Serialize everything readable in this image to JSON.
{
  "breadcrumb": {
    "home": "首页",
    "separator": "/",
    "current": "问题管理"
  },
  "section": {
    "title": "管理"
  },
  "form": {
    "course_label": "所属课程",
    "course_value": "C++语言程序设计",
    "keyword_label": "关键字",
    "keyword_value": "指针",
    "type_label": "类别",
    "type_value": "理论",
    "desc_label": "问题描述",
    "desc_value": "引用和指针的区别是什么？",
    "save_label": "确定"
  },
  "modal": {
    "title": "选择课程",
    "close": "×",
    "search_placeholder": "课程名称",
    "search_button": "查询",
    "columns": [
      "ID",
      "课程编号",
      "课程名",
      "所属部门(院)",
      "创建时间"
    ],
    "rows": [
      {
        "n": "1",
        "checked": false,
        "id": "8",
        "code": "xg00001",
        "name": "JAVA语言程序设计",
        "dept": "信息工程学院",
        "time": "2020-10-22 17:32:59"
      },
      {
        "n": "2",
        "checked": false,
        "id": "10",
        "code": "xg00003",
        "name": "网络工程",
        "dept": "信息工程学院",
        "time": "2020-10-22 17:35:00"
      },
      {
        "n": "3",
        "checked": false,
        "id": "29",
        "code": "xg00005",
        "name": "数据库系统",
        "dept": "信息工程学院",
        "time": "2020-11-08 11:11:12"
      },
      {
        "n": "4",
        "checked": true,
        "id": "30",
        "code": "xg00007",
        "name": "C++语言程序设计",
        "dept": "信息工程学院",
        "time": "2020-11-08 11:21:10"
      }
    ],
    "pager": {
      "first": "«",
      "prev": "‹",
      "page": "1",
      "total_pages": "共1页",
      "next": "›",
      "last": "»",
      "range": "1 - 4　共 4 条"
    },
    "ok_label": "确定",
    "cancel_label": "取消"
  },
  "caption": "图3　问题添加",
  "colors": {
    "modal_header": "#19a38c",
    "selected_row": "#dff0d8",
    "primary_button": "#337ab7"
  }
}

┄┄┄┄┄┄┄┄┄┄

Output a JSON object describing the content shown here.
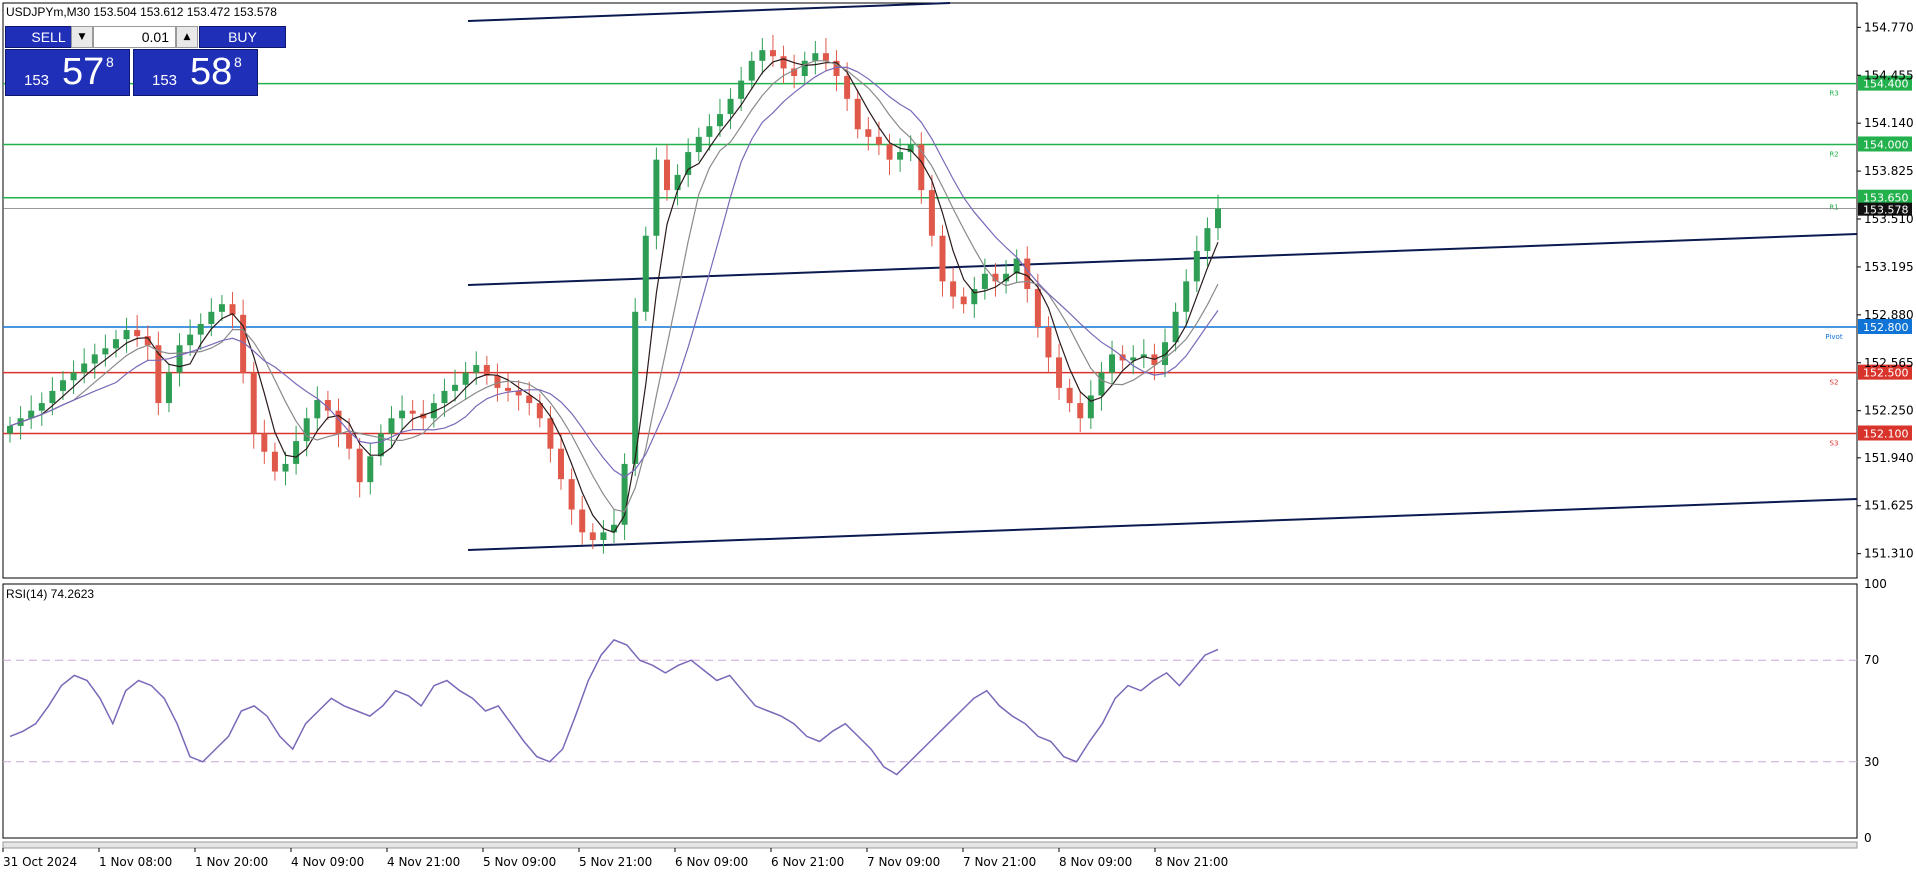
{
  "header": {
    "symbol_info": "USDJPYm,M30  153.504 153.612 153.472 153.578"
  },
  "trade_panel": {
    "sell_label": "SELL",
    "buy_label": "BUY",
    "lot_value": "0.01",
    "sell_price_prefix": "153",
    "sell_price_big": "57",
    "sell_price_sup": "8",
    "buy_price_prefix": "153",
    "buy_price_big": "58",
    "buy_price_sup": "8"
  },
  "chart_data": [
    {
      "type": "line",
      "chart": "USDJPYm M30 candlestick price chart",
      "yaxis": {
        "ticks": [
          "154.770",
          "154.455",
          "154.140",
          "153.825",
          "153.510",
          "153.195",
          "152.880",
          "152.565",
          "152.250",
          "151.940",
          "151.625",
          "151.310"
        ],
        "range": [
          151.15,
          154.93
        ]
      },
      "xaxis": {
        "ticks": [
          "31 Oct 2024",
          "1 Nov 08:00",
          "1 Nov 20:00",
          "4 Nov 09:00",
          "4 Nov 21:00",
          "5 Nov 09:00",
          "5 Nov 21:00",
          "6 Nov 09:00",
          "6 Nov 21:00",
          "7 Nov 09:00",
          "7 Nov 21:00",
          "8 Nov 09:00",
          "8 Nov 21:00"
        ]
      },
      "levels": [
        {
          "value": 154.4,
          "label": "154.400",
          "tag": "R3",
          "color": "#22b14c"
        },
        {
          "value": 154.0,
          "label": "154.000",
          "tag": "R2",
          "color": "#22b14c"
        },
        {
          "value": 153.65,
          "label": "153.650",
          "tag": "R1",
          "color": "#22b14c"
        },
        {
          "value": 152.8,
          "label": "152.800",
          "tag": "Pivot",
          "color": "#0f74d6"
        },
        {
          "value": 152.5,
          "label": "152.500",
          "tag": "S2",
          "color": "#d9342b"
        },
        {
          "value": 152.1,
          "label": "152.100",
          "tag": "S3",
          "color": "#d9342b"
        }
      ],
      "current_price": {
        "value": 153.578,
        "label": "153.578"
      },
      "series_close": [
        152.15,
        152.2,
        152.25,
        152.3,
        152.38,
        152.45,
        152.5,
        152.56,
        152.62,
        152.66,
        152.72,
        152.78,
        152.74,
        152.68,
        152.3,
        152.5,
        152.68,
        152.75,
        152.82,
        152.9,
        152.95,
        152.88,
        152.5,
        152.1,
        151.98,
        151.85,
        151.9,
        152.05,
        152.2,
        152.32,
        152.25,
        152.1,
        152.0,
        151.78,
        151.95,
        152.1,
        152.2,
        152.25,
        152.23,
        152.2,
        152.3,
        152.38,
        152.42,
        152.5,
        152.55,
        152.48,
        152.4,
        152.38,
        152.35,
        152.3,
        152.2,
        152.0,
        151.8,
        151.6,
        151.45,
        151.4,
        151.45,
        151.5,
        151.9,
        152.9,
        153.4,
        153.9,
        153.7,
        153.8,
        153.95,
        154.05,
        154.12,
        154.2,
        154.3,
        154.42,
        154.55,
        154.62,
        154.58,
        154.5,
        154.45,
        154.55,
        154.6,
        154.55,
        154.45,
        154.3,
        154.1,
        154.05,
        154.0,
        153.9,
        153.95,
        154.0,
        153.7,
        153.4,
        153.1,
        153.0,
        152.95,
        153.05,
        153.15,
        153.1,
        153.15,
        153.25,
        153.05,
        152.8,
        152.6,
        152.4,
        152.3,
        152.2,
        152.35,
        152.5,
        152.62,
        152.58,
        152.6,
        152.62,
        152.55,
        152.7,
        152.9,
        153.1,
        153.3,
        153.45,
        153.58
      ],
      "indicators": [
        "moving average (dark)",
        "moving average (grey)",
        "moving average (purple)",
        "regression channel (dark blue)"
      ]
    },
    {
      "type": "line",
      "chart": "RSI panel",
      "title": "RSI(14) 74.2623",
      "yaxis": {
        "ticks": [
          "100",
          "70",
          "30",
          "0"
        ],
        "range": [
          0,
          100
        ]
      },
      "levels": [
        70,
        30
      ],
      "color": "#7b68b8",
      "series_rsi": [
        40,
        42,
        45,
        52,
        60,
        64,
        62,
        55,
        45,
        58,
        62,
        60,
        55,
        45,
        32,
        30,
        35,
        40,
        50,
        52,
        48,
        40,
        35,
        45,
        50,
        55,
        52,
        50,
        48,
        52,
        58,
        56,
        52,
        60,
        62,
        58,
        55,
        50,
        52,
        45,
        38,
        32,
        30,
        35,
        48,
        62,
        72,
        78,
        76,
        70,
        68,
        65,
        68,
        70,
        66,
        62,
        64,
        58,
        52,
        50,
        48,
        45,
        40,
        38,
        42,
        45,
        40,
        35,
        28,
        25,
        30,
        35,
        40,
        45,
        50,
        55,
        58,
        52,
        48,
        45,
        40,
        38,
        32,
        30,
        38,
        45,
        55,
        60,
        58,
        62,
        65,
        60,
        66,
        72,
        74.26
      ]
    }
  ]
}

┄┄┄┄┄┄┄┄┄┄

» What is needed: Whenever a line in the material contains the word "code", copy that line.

» Answer to this task:
        "code": "xg00001",
        "code": "xg00003",
        "code": "xg00005",
        "code": "xg00007",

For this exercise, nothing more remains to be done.